Concerns over slowing growth in the world's second-largest economy have shaken markets over the past few weeks, hitting commodities and emerging-market currencies particularly hard.
"At the heart of investors' concern is whether the pace of economic growth in China is slowing from the government's target level," said William Fong, investment director at Baring Asset Management.
China is targeting growth of 7% in 2015, compared with its nearly 10% average annual growth for the past three decades.
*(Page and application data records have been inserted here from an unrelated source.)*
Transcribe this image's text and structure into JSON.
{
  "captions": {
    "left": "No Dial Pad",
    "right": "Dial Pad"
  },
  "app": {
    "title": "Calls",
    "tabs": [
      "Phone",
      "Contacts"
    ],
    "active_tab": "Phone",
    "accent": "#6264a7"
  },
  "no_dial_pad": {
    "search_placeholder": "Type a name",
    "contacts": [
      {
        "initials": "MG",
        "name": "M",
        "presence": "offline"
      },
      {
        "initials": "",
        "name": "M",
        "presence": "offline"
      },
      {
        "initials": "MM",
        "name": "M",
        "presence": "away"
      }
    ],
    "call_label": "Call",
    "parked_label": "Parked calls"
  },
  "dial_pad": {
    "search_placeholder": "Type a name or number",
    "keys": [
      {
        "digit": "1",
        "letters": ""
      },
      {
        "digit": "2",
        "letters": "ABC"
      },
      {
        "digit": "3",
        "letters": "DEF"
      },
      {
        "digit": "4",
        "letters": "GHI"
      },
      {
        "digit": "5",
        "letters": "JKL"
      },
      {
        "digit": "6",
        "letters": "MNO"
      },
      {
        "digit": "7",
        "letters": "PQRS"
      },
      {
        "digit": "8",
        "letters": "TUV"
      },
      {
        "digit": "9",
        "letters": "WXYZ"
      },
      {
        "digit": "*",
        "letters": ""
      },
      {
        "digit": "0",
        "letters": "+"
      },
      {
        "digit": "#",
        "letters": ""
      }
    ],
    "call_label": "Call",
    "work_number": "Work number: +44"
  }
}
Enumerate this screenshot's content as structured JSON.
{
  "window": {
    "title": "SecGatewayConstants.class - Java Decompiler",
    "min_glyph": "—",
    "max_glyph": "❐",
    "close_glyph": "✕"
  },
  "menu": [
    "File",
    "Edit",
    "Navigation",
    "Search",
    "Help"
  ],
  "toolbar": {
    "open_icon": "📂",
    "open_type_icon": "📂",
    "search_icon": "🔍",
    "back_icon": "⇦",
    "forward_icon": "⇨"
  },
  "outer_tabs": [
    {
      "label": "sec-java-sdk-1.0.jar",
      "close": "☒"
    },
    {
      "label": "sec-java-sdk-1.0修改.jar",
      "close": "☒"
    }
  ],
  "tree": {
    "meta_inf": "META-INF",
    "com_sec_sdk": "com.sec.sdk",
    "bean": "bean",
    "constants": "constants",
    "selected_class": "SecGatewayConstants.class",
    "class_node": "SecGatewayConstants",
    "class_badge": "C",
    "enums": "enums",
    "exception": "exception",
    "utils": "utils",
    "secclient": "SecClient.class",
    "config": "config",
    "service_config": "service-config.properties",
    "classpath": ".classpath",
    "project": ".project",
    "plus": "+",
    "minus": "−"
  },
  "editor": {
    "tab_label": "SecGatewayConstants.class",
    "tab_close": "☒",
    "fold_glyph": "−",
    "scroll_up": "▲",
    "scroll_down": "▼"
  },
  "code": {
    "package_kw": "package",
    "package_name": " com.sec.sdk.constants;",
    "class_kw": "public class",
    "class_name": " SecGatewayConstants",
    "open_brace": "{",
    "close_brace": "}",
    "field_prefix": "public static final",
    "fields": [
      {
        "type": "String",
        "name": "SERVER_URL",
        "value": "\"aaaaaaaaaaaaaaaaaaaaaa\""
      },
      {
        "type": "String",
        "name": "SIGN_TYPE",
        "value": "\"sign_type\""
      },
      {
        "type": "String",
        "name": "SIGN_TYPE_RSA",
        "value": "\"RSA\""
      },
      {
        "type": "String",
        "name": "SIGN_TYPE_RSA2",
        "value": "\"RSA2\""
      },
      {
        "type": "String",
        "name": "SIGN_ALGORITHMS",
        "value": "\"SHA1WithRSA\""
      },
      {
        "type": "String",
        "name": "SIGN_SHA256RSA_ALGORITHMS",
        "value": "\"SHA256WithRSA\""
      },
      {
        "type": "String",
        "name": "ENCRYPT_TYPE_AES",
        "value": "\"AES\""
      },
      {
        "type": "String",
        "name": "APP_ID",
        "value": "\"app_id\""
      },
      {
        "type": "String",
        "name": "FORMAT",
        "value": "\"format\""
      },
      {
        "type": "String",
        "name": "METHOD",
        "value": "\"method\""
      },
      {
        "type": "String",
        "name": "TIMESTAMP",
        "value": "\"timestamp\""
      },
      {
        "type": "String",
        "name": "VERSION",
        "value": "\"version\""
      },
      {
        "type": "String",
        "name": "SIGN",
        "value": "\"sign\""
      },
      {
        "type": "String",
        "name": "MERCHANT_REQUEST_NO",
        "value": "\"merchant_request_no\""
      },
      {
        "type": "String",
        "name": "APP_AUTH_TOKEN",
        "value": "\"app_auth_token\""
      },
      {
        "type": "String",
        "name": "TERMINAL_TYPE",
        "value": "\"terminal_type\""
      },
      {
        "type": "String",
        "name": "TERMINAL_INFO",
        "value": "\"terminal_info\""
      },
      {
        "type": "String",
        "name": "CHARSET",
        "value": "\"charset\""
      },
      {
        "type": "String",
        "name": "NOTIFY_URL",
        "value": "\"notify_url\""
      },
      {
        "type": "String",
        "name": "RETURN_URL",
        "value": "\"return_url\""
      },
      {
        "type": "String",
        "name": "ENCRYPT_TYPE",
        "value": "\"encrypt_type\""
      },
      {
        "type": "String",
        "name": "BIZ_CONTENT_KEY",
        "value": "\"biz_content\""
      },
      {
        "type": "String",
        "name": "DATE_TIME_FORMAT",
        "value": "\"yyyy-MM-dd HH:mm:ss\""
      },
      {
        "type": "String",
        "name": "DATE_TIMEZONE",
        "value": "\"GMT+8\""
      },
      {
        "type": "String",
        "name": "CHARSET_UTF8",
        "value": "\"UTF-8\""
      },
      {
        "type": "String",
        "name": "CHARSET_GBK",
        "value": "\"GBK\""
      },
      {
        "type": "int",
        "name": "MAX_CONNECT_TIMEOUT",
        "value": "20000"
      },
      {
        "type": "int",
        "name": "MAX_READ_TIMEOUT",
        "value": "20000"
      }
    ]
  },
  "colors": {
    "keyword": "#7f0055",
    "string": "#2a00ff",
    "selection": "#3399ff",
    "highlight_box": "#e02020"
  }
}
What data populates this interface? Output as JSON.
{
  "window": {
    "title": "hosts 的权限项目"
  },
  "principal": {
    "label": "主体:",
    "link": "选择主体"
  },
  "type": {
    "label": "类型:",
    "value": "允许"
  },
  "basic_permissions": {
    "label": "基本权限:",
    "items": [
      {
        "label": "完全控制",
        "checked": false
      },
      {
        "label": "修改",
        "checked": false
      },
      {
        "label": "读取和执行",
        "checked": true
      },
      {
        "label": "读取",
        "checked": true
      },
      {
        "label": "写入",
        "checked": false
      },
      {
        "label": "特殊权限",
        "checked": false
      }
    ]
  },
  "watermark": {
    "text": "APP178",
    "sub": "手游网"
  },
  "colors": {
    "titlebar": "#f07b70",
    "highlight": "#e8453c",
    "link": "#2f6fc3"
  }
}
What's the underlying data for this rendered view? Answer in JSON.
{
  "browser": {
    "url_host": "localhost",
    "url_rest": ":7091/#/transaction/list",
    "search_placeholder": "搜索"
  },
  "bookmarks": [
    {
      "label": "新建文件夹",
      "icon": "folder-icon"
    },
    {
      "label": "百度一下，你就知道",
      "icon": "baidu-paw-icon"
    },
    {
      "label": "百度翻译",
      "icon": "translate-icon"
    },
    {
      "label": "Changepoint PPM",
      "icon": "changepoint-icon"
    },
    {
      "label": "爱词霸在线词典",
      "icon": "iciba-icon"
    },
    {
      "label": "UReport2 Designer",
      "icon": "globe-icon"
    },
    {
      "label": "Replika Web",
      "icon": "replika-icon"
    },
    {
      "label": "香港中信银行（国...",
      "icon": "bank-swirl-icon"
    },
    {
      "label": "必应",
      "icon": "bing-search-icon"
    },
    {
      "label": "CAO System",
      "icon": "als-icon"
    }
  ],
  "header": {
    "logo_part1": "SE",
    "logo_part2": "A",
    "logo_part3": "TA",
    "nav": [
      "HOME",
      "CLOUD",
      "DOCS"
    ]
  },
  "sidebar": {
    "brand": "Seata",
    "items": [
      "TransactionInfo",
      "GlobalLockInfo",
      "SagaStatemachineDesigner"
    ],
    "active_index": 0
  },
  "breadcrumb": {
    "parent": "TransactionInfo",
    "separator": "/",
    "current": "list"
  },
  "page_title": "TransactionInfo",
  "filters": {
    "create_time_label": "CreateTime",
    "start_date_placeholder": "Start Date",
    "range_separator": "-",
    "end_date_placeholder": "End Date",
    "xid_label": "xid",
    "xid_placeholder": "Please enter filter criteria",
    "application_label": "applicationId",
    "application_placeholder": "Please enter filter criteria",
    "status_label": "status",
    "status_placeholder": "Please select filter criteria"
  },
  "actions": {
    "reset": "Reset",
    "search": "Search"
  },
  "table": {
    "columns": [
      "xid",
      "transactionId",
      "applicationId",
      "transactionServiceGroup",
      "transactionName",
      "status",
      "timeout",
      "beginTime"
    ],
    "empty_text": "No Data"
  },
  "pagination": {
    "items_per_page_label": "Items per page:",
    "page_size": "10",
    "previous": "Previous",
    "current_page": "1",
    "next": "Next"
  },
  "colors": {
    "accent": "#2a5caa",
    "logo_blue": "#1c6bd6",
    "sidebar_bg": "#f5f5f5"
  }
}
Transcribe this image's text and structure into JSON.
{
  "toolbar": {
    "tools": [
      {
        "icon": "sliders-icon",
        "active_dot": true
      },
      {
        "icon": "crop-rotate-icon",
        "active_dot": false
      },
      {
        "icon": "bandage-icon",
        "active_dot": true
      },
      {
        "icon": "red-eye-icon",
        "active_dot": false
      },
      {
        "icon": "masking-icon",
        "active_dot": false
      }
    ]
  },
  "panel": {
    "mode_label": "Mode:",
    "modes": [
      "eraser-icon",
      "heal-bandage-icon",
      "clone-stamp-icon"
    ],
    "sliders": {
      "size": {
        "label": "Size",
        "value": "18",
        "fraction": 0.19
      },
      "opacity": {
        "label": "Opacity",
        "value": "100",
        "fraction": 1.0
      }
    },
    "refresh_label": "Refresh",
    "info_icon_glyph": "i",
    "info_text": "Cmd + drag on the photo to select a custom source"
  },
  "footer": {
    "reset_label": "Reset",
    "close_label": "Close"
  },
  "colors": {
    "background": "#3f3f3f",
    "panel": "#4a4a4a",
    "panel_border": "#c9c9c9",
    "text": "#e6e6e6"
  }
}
"Markets want to hear from China a plan on how the slowdown is going to be managed," said Thomas Flury, head of currency strategy at UBS Wealth Management, which oversees about $2 trillion in assets.
"Volatility is spectacular on equity markets right now," he added.
However, some investors don't see a reason to panic.
"While we do expect moderation in China's growth, we continue to see it as healthy and an inevitable normalization for an economy of its size," said Michael Hasenstab, bond portfolio manager at Franklin Templeton Investments, in a note to clients Wednesday.
Some investors think China's economic slowdown could delay the Federal Reserve's plans to lift interest rates from near zero later this year. Many had previously expected a September rate increase.
"We expect the Fed to raise interest rates in the second half of 2015, although we aren't fixated on the exact timing," said Mr. Hasenstab.
Oil prices were little-changed after Tuesday's gains, with Brent crude 0.2% higher at $43.31 a barrel.
In currency markets, the euro fell 0.5% against the dollar to $1.1460. The currency has shown some resilience against the dollar amid the large selloff, acting as investors go-to currency at times of market stress. The dollar strengthened 0.6% against the yen to Yen119.364.